A simple saliva test could predict a person’s risk of Alzheimer’s disease, according to a new study from a team in Canada. Led by Shraddha Sapkota, PhD, a neuroscience graduate at the University of Alberta, the team of researchers presented their findings at the 2015 Alzheimer's Association International Conference (AAIC). Alzheimer’s disease is the sixth leading cause of death in America and currently affects around 5.3 million in the US. By 2050, it is thought that 13.5 million Americans will suffer from the disease. At present, Alzheimer’s disease or a person’s risk of contracting it cannot be determined via a single test. A thorough medical evaluation is needed, which includes both physical and neurological tests. The University of Alberta researchers tested various saliva samples from 22 participants who had been diagnosed as having Alzheimer’s disease; 25 who with mild cognitive impairment (MCI) – an Alzheimer’s risk factor – and 35 whose cognitive functioning was normal. They found that certain compounds were more pronounced in the saliva of the patients who had Alzheimer’s and MCI. They verified their findings by conducting a subsequent study involving fewer participants. Talking about the findings of the study, Sapkota said: "Saliva is easily obtained, safe and affordable, and has promising potential for predicting and tracking cognitive decline, but we're in the very early stages of this work and much more research is needed. Equally important is the possibility of using saliva to find targets for treatment to address the metabolic component of Alzheimer's, which is still not well understood.
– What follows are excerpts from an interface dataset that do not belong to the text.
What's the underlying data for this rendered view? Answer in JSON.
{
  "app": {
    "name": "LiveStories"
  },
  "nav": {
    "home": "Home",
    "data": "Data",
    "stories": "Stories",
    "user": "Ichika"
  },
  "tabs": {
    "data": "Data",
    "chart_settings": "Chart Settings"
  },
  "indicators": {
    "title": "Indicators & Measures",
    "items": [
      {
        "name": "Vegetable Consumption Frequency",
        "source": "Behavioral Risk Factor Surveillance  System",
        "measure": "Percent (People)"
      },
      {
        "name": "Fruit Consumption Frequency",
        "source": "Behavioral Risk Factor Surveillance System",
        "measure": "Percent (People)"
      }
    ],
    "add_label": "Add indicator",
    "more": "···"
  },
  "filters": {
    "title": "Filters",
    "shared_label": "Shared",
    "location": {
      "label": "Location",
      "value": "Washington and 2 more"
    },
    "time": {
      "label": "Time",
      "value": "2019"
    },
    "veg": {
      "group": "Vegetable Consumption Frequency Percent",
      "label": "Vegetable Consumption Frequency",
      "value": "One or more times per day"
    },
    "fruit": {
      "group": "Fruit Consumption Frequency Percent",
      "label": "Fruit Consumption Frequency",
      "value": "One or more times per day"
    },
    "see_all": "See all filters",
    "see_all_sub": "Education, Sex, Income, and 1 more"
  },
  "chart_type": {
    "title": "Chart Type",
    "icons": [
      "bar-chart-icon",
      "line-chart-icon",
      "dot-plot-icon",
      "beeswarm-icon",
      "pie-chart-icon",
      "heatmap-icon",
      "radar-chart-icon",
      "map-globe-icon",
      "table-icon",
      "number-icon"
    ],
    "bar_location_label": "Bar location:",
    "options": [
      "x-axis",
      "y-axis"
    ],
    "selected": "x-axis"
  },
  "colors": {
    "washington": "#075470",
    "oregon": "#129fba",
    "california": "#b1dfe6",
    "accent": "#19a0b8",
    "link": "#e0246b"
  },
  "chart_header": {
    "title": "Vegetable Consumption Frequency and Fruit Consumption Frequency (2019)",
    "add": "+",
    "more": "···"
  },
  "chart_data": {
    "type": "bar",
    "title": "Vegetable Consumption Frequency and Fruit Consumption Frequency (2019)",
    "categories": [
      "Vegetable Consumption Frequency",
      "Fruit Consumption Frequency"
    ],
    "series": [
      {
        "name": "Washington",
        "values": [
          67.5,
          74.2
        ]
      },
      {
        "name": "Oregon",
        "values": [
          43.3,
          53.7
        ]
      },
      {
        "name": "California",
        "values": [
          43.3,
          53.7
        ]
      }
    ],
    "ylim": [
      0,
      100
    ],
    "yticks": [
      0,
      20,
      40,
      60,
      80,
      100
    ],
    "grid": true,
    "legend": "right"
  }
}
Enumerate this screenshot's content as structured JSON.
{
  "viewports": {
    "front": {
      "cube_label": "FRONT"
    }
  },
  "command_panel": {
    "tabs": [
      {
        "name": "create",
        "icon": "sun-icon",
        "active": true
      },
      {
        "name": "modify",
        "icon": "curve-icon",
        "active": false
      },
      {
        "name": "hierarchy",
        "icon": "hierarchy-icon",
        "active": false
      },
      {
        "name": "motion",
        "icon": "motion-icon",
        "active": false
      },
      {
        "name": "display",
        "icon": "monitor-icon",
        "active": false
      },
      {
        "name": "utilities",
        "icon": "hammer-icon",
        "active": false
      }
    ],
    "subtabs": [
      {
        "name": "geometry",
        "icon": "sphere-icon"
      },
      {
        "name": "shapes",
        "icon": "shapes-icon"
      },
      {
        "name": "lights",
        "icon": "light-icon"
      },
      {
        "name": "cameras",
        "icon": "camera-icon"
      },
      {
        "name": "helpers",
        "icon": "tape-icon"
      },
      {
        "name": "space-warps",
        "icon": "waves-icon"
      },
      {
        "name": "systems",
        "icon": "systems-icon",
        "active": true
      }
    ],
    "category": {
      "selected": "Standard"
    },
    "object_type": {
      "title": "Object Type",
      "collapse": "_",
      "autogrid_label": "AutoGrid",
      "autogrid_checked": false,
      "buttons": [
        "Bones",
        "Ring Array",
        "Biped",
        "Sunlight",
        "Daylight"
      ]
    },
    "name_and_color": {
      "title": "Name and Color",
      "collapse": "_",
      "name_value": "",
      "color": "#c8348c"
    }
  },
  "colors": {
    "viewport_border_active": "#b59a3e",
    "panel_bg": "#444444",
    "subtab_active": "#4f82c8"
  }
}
This study brings us closer to solving that mystery." Photo credit: Healthy Women